The Muslim world has long been a place where the voices of moderation have been silenced by the voices of barbarians, who call for violence in the name of their ideology. The most important aspect to look at with Islam is the kind of societies it produces. There has been a pattern in recent history with the rise of ideologues who take power and turn the society into a totalitarian regime or to a very close version of one. It is what has been happening in Iraq and Syria with ISIS, it is what happened in Lebanon, Iran, Afghanistan and many others in the last few decades. And there is no indication it won’t keep on happening.
This subject is what respected intellectuals and public figures like Salman Rushdie, Sam Harris, Christopher Hitchens or Bill Maher have been talking about for years now.
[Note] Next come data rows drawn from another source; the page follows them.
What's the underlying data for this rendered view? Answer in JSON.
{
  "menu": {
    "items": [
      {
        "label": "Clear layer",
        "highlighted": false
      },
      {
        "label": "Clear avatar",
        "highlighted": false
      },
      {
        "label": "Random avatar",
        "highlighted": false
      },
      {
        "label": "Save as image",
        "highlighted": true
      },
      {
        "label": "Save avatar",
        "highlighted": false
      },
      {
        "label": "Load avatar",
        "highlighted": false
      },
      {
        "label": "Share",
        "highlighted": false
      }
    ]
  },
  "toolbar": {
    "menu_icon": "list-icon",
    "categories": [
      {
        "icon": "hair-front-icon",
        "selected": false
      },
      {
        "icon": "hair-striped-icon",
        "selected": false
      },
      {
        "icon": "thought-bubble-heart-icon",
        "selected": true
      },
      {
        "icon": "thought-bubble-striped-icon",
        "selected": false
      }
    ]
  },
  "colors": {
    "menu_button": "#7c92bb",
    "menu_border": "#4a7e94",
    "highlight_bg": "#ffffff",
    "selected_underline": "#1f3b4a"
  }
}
Salman Rushdie, the successful Muslim author on whom a fatwa has been issued, made a public statement last week calling out the West’s current attitude towards Islam as “blind stupidity”. Christopher Hitchens spent the last years of his life criticizing Islam (and other religions) and saw in Britain and other European countries the threat of groups preaching extreme versions of Islam. He noted that authorities allowed Islam to spread in the name of multiculturalism and gave special rights to the Muslim community out of fear that not doing so would offend them. As of now, the situation in European countries and North America has escalated from social tensions within civil society to violent terrorist attacks.
The key here is to recognize that Islam is a subject that can and should be debated. There is nothing racist or wrong for that matter in criticizing an ideology which when applied to a nation produces a system that goes against the concept of democracy, civil liberties and human rights. Unless we acknowledge as a first step that Islamism too often creates regimes producing barbaric societies, the threat of its spreading across the West will only grow greater. Maajid Nawaz, a British Muslim who courageously criticizes the problems of Islam and defends the idea that Muslims in the West should assimilate more to the culture, puts it this way: “No idea is above scrutiny. No idea whatsoever. To criticize, to scrutinize and to satirize my own religion [Islam] is not Islamophobia”.